Oil prices could go under $40 a barrel, if the Organization of the Petroleum Exporting Countries (OPEC) production cut agreement doesn't get worked out, according to one expert.

The group will likely get its planned production deal done, but Helima Croft, global head of commodity strategy at RBC Capital Markets, said the agreement won't be finalized until the last minute.

"I think they'll get it done, but I think they'll get it done right before November 30," Croft said on CNBC's "Power Lunch" on Monday.

Oil prices were under pressure on Monday amid market reservations about whether the deal will go through. U.S. West Texas Intermediate crude futures settled down 3.78 percent at $46.86 a barrel, while international Brent crude futures were also trading south of $50 a barrel.

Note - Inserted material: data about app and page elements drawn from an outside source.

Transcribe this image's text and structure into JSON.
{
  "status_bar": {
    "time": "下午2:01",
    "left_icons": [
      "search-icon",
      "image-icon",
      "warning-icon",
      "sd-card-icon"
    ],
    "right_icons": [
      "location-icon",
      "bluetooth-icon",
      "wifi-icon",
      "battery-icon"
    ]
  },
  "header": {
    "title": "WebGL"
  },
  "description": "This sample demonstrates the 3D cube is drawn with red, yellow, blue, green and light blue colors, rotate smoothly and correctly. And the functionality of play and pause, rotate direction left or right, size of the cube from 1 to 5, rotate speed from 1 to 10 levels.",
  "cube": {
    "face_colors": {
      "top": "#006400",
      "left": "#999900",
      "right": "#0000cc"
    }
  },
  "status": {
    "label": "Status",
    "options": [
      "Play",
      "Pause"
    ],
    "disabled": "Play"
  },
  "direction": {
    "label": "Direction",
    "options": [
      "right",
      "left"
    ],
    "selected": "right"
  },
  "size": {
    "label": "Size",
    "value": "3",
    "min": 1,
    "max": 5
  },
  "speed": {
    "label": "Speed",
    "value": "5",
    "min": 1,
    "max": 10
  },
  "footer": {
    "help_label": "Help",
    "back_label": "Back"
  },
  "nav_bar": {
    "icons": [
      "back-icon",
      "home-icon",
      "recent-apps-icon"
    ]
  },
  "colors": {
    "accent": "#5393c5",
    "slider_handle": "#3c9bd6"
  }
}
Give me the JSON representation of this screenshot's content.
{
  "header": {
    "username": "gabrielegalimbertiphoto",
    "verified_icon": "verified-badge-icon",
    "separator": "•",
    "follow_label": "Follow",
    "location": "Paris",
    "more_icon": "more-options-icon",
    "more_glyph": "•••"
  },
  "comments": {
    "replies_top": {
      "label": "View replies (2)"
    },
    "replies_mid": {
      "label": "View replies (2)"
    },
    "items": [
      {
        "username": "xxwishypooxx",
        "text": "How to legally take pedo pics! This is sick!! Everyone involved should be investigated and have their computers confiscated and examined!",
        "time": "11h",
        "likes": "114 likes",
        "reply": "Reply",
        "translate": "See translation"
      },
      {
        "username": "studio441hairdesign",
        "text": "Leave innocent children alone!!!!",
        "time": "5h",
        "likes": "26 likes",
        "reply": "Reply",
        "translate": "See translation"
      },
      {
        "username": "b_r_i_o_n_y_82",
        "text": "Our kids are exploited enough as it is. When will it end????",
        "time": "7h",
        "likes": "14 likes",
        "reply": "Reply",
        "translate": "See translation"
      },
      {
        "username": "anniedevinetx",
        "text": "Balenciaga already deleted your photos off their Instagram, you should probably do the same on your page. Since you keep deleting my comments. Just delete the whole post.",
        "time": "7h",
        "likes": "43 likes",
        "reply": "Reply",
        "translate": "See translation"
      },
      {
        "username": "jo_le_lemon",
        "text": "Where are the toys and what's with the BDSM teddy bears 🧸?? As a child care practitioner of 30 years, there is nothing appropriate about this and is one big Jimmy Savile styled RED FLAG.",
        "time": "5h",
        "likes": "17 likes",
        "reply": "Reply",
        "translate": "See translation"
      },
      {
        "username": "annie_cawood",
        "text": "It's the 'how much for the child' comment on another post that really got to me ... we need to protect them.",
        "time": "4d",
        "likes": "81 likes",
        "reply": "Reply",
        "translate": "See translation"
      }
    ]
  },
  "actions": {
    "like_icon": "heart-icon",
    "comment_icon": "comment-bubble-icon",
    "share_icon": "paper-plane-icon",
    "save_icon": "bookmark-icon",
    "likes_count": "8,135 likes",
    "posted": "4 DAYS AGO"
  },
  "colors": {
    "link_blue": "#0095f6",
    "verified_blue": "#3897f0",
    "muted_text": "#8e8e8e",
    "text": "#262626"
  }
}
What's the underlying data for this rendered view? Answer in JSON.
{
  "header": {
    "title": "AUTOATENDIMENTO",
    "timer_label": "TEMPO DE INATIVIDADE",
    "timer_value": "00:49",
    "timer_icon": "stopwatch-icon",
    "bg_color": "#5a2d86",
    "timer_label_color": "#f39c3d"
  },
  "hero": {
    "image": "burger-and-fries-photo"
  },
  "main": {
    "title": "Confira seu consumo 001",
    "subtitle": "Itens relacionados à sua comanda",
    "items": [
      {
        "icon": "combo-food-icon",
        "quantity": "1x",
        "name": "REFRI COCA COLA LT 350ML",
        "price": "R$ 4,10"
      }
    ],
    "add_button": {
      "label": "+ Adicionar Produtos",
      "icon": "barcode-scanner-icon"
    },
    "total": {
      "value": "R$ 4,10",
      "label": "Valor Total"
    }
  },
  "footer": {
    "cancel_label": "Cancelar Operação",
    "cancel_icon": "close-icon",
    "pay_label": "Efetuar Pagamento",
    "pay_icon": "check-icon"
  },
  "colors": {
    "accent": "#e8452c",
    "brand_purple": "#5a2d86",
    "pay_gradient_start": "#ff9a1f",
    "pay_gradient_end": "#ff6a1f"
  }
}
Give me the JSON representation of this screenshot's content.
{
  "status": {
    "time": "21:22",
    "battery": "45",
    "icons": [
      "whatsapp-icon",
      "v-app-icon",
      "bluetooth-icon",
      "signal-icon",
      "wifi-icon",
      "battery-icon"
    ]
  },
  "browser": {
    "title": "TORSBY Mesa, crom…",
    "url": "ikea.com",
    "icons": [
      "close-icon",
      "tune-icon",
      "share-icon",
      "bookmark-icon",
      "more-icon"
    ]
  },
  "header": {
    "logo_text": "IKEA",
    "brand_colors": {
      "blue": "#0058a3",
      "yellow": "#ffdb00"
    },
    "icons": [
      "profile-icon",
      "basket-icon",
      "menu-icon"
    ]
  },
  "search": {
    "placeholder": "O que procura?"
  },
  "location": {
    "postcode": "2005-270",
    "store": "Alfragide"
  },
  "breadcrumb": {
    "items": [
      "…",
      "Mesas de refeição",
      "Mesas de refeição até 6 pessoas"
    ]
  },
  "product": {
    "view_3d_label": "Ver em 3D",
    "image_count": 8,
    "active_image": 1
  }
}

Croft explained that even if the deal happens, there are a lot of preliminary meetings between now and the big day, which will create "a lot of noise of negative headlines."

One thing that gives Croft assurance, however, is that heavyweight Saudi Arabia has an incentive to help the OPEC deal along. It's in the country's "best interest to have oil above $50" a barrel for its planned initial public offering of a part of state oil giant Saudi Aramco, said Croft, who is also a CNBC contributor.

She explained that an OPEC agreement to limit oil production would "firm the case" for higher oil prices.

"This IPO is a very big policy priority for the deputy crown prince of Saudi Arabia. I think Saudi Arabia is incentivized to make this work," Croft said.